Excerpts from an interface dataset

═══

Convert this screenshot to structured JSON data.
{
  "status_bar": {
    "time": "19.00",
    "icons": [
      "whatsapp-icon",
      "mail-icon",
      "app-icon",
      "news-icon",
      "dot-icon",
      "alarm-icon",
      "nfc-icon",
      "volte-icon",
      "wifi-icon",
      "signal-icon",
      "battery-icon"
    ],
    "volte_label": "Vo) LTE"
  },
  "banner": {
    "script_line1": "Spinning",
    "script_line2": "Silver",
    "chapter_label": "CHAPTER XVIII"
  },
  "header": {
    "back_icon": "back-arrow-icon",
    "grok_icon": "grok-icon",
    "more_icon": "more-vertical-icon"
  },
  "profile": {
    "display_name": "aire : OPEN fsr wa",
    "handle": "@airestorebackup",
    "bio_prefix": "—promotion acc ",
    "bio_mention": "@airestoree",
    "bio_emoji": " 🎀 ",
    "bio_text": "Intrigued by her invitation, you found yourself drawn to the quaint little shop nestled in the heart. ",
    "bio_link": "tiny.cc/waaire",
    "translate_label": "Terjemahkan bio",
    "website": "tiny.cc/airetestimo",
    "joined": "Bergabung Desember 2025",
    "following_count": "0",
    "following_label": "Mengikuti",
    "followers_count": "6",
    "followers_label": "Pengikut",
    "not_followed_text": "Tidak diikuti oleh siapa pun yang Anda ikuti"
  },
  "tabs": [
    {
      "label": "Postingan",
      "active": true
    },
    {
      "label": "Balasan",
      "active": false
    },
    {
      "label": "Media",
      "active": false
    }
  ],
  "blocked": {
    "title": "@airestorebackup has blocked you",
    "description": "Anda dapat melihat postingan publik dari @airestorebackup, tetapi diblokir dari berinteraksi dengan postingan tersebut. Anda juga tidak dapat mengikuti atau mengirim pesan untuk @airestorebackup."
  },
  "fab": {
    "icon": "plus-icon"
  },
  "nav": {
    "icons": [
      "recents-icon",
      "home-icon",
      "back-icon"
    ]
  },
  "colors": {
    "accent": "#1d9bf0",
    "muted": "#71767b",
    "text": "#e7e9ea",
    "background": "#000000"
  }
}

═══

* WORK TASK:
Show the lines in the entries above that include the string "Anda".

* OUTPUT FOR THIS TASK:
    "not_followed_text": "Tidak diikuti oleh siapa pun yang Anda ikuti"
    "description": "Anda dapat melihat postingan publik dari @airestorebackup, tetapi diblokir dari berinteraksi dengan postingan tersebut. Anda juga tidak dapat mengikuti atau mengirim pesan untuk @airestorebackup."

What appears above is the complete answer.